Plants of
South Australia
Eucalyptus canescens ssp. beadellii
Myrtaceae
Beadell's Mallee
Display all 19 images
Regional Species Conservation Assessments per IBRA subregion.
Least concern
Near threatened
Rare
Vulnerable
Endangered
Critically endangered
Extinct
Data deficient
Adelaide
Arkaroola
Ceduna
Coober Pedy
Hawker
Innamincka
Marla
Marree
Mount Gambier
Oodnadatta
Renmark
Wudinna
Keith
Yunta
Enlarge Map
Copy Map
Copy Map
Display IBRA region text

Etymology

Eucalyptus from the Greek 'eu' meaning well and 'calyptos' meaning covered; alluding to the cap or lid which covers the stamens in the bud. Canescens from the Latin 'canescens' meaning becoming grey; referring to the greyish leaves and waxy branchlets, buds and fruits giving the plant a greyish appearance. Beadellii named after Leonard (Len) Beadell (1923-1995), a surveyor, roadbuilder, bushman, artist and author, responible for opening up the last remaining isolated desert areas of central Australia including the Great Victoria Desert, Gilbson Desert and the Great andy Desert.

Distribution and status

Found in the far western part of South Australia, restricted to the southern Great Victoria Desert, growing in open mallee on deep red sand. Also found in Western Australia. Native. Very rare in South Australia. Very rare in Western Australia.
Herbarium region: North Western
NRM region: Alinytjara Wilurara
AVH map: SA distribution map (external link)

Plant description

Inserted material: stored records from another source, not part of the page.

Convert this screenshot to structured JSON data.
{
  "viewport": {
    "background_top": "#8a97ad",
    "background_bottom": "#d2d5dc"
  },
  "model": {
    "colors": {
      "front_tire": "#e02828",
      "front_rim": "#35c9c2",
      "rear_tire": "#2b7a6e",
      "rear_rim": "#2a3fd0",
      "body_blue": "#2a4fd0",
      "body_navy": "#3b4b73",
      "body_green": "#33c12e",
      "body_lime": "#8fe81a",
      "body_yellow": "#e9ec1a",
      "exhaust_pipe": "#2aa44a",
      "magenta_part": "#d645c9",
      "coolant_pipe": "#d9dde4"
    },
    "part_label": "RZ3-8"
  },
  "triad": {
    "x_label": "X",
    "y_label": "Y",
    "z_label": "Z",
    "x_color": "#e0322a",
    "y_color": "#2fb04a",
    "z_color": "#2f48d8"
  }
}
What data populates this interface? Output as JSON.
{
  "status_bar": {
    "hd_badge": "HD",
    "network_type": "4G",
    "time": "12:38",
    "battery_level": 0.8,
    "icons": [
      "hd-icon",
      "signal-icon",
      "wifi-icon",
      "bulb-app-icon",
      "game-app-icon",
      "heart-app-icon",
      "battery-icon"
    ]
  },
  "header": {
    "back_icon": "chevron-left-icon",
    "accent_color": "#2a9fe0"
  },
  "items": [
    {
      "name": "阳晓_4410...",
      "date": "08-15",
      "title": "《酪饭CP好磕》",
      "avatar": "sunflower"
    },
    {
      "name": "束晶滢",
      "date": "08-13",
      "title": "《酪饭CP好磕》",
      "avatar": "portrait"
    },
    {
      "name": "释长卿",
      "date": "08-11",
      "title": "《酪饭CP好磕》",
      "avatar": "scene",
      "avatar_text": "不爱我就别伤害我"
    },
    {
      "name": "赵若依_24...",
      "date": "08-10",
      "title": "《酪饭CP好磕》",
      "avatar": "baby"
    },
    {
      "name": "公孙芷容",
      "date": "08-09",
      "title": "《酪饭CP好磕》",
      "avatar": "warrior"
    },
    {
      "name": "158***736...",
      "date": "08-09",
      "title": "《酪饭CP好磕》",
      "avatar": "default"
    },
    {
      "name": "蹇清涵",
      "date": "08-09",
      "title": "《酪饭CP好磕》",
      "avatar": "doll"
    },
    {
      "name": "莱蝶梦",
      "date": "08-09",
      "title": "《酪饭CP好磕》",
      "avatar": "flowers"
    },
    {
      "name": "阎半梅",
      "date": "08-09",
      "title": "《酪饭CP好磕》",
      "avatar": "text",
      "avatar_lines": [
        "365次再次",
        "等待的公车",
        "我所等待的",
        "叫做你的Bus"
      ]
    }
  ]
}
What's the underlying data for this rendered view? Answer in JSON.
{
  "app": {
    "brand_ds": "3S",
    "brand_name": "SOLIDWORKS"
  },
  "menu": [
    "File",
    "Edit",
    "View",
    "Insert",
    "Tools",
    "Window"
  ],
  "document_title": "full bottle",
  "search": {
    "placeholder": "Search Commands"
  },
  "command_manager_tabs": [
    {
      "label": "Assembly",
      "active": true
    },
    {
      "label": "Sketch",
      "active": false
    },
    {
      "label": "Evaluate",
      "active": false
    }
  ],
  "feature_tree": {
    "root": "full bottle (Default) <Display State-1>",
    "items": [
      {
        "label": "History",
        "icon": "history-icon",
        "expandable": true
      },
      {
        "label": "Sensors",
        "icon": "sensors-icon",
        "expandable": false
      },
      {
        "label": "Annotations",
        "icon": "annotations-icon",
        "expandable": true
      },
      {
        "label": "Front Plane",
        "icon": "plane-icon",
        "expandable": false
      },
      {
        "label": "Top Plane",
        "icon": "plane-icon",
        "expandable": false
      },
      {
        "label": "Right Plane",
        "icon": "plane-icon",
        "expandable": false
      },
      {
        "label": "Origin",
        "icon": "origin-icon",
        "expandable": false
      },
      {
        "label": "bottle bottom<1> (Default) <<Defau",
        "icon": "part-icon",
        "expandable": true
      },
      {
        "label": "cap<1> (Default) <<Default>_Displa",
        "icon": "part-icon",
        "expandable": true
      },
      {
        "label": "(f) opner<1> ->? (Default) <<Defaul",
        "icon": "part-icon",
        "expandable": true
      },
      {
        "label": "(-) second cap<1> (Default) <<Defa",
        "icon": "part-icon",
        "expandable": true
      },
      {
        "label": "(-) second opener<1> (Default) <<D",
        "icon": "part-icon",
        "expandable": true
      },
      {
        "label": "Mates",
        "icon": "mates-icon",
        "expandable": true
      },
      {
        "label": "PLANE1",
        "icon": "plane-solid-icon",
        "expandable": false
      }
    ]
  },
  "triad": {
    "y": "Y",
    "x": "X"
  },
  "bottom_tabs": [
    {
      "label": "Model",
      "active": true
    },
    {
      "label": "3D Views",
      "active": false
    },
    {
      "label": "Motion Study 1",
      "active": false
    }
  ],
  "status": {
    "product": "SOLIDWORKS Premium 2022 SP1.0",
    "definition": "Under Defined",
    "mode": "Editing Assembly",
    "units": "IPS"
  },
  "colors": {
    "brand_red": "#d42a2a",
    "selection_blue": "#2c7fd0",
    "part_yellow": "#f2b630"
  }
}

Multi-stemmed mallee to 6 m tall with rough stringy-fibrous to flaky-fibrous, yellow-brown to grey bark on lower stems and smooth bark above. Juvenile leaves opposite for 1-3 pairs, ovate. Adult leaves to 115 mm long and 55 mm wide, elliptical to ovate to broad-lanceolate, dull to slightly glossy, green. Flowers axillary, umbel with 7 flowers, held erect. Buds to 16 mm long and 12 mm wide, bud-cap hemisperical, ribbed, equal in width or wider than the bud-base. Flowers creamy-white. This subspecies is distinguished from E. canescens ssp. canescens by its non-waxy green adult leaves, branchlets, buds and fruits. Fruits are obconical to shortly cylindrical fruit, smooth to weakly ribbed, to 16 mm long and 14 mm, disc level to descending, valves 4 or 5, at or just below rim level. Seeds are brown pyramidal-shaped seed to 4 mm long and 3 mm wide, with fine wrinkles. Seed embryo type is folded.

Seed collection and propagation

Collect seeds between January and December. Collect mature fruits that are dark and hard (difficult to break with a finger nail), with the valves un-open any time of year. Leave the fruits in a breathable container in a dry room for one to two weeks. This allows the valves on the fruit to open and release the seeds. Separate the seeds by placing all the materials into a bucket and shaking it to dislodge the seeds. Pass the material through a sieve to separate the unwanted material. The finer material will contain both seeds (soft) and frass (hard) usually distinguishable from each other but can be very similar in shape and colour. With finer sieves, the seeds can be separated from the frass but this is not essential for storage or propagation. Store the seeds with a desiccant such as dried silica beads or dry rice, in an air tight container in a cool and dry place. Seeds are non-dormant, viable seed should germinate readily.

Seeds stored:
  Hide
LocationNo. of seeds
(weight grams)
Number
of plants
Date
collected
Collection number
Collection location
Date
stored
% ViabilityStorage
temperature
BGA20,000 (41.08 g)2523-Sep-2014DJD3041
North Western
1-Jan-201680%-18°C
Location: BGA — the seeds are stored at the Adelaide Botanic Gardens, MSB — the seeds are stored at the Millennium Seed Bank, Kew, England.
Number of plants: This is the number of plants from which the seeds were collected.
Collection location: The Herbarium of South Australia's region name.
% Viability: Percentage of filled healthy seeds determined by a cut test or x-ray.
Germination table:
  Display